I am pretty bad in thinking quantitative genetics models. I am trying to get some basic understanding of modelling the evolution of a quantitative trait. I am therefore asking for help to analyze a very simple model. I welcome any explanation of some other classic model of the evolution of quantitative traits.


Consider a haploid population of constant size $N$. The fitness of the individuals is determined exclusively by a single quantitative trait $z$. $l$ loci codes for this trait. The genetic value at each locus adds up to give the quantitative trait $z$. The mutation rate at each locus is $\mu$. A mutation changes the genetic value at any given locus by $+ \Delta z$ with probability $\frac{1}{2}$ and by $- \Delta z$ with probability $\frac{1}{2}$. If you prefer to consider the effects of a mutation to be drawn from a normal distribution with mean $=0$ and variance $= \sigma^2$, please feel free to do so. The fitness $w(z)$ of an individual is given as a gaussian function of its quantitative trait $z$


where $V$ is the strength of selection. The optimal phenotype is $0$, that is $w(0)=1$. The larger is $V$, the more severe it is to be at a given distance to the optimal phenotype. If you want to assume that the fitness $w(z)$ is some other function of the trait $z$, such as the even more simple $w(z)=z$, please feel free to do so. For simplicity, we assume no environmental variance on the quantitative trait.


What is the equilibrium mean fitness $\bar w$ of the population?

What is the equilibrium genetic variance (=phenotypic variance) for fitness $w$ and for phenotype $z$?

  • $\begingroup$ What have you gotten, so far? This reads like a homework question. $\endgroup$
    – blep
    May 6, 2015 at 0:51
  • $\begingroup$ I would have love receiving this kind of homework. It is not a homework question. Because I was trained in Europe, the last homework I had to do was probably during the first year of my bachelor degree or even in High school. For the moment, I pretty much developed the basis of a model (presented in the post) to think the evolution of quantitative trait but this is it, I fail to bring it any further to answer my question(s). $\endgroup$
    – Remi.b
    May 6, 2015 at 2:06
  • $\begingroup$ @dd3 This is a little complicated than a usual homework. $\endgroup$
    May 30, 2015 at 14:22

1 Answer 1

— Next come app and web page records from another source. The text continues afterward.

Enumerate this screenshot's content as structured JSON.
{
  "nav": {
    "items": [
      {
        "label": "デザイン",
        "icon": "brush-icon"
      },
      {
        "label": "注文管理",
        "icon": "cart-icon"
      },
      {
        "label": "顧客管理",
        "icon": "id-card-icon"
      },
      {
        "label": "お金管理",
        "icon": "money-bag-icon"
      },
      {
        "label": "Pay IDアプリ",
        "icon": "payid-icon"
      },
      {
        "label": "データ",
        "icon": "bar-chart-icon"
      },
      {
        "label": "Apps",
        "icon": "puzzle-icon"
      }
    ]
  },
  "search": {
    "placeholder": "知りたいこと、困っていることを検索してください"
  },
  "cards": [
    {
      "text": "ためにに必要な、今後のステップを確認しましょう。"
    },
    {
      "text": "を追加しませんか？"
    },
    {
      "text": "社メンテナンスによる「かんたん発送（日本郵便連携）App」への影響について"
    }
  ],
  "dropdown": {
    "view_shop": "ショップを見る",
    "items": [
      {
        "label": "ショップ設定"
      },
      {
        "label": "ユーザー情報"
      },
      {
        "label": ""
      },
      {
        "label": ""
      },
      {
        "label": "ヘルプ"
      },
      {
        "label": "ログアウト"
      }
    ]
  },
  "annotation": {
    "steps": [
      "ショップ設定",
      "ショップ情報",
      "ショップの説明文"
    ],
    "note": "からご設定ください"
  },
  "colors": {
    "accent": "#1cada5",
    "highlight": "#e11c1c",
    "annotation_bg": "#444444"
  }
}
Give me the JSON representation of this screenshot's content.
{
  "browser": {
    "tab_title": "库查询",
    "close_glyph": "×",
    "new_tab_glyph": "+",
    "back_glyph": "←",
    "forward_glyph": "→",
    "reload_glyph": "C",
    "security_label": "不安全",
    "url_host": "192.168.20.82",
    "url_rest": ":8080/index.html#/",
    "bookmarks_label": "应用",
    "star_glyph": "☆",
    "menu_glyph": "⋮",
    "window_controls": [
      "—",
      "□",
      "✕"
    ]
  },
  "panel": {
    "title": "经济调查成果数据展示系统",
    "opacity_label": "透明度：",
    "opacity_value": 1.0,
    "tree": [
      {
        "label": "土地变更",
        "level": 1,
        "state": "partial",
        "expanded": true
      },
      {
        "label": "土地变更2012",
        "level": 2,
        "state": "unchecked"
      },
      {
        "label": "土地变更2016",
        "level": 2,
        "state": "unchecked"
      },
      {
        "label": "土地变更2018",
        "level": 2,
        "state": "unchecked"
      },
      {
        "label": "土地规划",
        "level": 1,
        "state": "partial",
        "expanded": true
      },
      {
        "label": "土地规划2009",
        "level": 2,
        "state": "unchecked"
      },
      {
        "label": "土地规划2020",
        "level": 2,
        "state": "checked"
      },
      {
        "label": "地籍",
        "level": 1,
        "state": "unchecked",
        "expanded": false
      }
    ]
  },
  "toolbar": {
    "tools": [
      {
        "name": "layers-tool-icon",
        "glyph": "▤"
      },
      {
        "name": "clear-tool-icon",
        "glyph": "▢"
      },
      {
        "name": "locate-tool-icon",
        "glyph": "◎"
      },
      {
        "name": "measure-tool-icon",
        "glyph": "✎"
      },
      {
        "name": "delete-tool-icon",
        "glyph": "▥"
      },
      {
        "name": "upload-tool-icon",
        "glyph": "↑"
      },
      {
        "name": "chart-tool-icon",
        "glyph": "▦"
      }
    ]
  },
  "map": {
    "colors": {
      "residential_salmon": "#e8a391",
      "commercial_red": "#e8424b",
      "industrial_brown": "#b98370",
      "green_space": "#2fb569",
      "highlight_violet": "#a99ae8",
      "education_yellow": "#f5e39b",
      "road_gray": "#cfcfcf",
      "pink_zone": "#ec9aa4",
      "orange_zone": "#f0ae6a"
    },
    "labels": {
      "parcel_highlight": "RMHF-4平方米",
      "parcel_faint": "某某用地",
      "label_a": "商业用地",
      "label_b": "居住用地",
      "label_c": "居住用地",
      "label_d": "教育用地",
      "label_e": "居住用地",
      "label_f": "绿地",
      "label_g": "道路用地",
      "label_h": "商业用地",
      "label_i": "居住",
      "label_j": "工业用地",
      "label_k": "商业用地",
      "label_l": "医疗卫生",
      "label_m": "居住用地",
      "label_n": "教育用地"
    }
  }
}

Trait z is represented by k genes: z1....zk (I am using k instead of l because the former is visually differentiable from 1 ). For simplicity let's assume that there is only one mutable site in a gene. So a mutation can impart a change of $\pm \Delta z$. Starting from initial state of z at zero, the system will proceed to equilibrium where the rate of forward mutation would be same as that of backward mutation; since the rates are same the deterministic steady state of z should be zero.

A mutation event can also be considered a binomially distributed RV. After n events, the mean number of forward mutations would be 0.5×n.

 Mean fitness = mean forward mutation — mean backward mutations = 0 

You can also model the mutation events as a simple random walk. The mean of that is 0 and the variance is n. But what about large n; I am not sure. You should read about random walks or ask in CrossValidated. With $t\to \infty$, you would get a lot of variants but variants would be filtered out by selection (as the optimum is at 0). I think selection can be incorporated in the random walk with death rate being proportional to the distance from 0. But again I do not have much experience with such hybrid models.

I tried a simulation with n=10000000 (using Monte Carlo); different colours denote different runs (or in another words different loci). Y-axis denotes the value of z.

enter image description here

  • $\begingroup$ This is interesting, I didn't think about modelling this with a diffusion process. A diffusion equation contains 2 terms, "diffusion" (equivalent of genetic drift) and "drift" (equivalent of selection). An issue with this methodology though is that we can only track the mean trait and the variance in mean trait (the RV mean trait is normally distribution if the process is a random walk) of the population and not the variance in the trait within a population. +1 $\endgroup$
    – Remi.b
    May 30, 2015 at 15:42

You must log in to answer this question.

Not the answer you're looking for? Browse other questions tagged .